• Work request: The number needed is how many lines of the data hold the string "icon". Give that number and nothing more.

--- --- ---

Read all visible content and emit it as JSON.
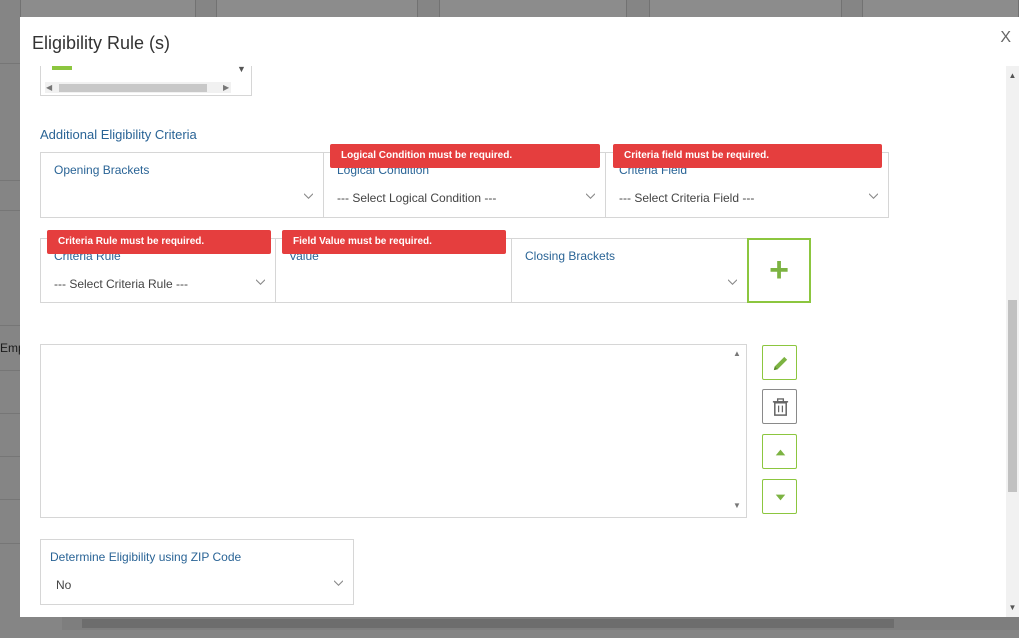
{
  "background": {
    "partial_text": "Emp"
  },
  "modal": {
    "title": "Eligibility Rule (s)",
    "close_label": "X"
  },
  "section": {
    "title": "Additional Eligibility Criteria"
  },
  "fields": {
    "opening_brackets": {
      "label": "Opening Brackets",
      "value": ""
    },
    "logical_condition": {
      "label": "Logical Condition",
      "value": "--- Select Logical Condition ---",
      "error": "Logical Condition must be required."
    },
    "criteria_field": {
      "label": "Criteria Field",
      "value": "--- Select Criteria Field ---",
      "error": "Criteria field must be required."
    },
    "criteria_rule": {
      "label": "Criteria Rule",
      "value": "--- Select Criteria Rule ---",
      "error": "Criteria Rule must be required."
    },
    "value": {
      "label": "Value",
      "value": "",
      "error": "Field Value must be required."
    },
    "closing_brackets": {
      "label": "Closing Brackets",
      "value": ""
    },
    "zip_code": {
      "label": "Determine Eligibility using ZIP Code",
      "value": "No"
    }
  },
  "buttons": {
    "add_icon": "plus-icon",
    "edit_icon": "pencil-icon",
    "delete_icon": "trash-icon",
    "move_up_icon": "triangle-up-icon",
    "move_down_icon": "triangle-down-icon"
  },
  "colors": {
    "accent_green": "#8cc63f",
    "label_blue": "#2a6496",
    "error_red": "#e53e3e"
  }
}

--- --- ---

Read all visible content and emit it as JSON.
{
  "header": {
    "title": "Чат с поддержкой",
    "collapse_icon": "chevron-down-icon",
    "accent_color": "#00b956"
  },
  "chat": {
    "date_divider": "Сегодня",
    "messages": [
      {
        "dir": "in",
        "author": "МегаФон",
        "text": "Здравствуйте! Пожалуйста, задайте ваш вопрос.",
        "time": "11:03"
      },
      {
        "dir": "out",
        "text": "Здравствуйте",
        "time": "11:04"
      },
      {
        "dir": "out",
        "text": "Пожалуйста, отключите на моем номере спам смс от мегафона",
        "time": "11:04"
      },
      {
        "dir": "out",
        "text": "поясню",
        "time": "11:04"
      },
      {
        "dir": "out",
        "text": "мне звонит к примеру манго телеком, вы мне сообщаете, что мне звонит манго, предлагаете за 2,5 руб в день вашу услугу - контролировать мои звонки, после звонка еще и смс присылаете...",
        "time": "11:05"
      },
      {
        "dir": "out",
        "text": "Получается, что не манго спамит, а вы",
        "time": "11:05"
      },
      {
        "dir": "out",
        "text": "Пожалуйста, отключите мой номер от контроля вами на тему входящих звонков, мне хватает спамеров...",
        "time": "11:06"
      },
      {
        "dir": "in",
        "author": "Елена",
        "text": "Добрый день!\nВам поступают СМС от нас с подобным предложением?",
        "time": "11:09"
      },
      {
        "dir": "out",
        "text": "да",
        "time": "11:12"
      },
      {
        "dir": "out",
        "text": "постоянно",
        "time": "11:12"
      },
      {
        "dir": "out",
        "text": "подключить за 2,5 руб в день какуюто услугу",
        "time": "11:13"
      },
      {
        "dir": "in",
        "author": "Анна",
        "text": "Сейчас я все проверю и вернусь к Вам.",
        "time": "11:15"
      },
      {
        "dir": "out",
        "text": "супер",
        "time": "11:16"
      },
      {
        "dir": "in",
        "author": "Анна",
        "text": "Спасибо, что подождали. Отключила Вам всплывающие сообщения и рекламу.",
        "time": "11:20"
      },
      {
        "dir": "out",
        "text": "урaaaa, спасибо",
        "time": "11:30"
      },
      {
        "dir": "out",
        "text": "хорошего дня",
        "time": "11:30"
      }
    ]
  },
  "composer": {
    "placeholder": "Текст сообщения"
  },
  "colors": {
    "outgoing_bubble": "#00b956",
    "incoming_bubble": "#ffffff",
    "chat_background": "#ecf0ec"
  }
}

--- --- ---

• Written response: 6